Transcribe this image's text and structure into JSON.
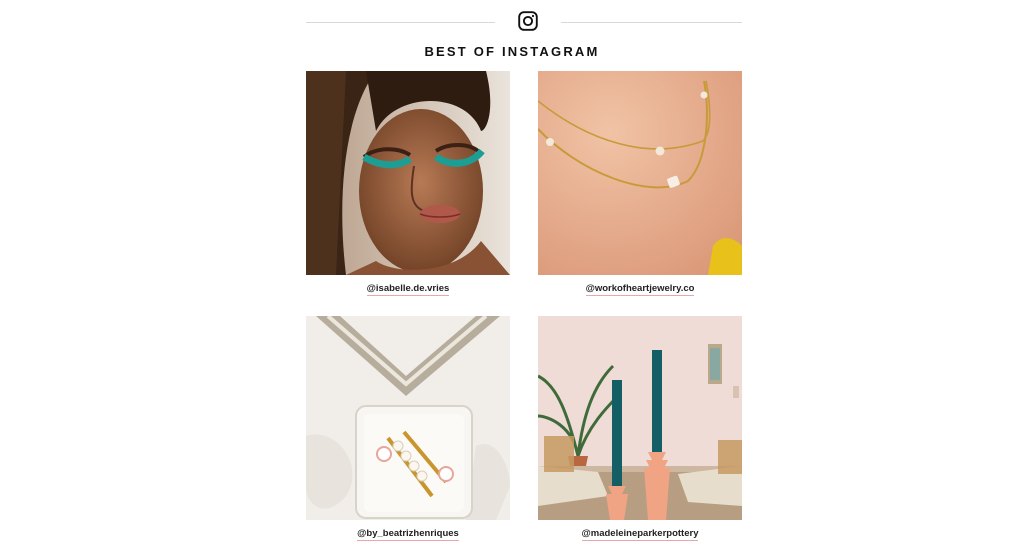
{
  "header": {
    "icon": "instagram-icon",
    "title": "BEST OF INSTAGRAM"
  },
  "posts": [
    {
      "handle": "@isabelle.de.vries"
    },
    {
      "handle": "@workofheartjewelry.co"
    },
    {
      "handle": "@by_beatrizhenriques"
    },
    {
      "handle": "@madeleineparkerpottery"
    }
  ],
  "colors": {
    "divider": "#d9d9d9",
    "handle_underline": "#e7a8a8",
    "text": "#111111"
  }
}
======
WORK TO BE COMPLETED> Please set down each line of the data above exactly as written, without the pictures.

YOUR SOLUTION>
Transcribe this image's text and structure into JSON.
{
  "header": {
    "icon": "instagram-icon",
    "title": "BEST OF INSTAGRAM"
  },
  "posts": [
    {
      "handle": "@isabelle.de.vries"
    },
    {
      "handle": "@workofheartjewelry.co"
    },
    {
      "handle": "@by_beatrizhenriques"
    },
    {
      "handle": "@madeleineparkerpottery"
    }
  ],
  "colors": {
    "divider": "#d9d9d9",
    "handle_underline": "#e7a8a8",
    "text": "#111111"
  }
}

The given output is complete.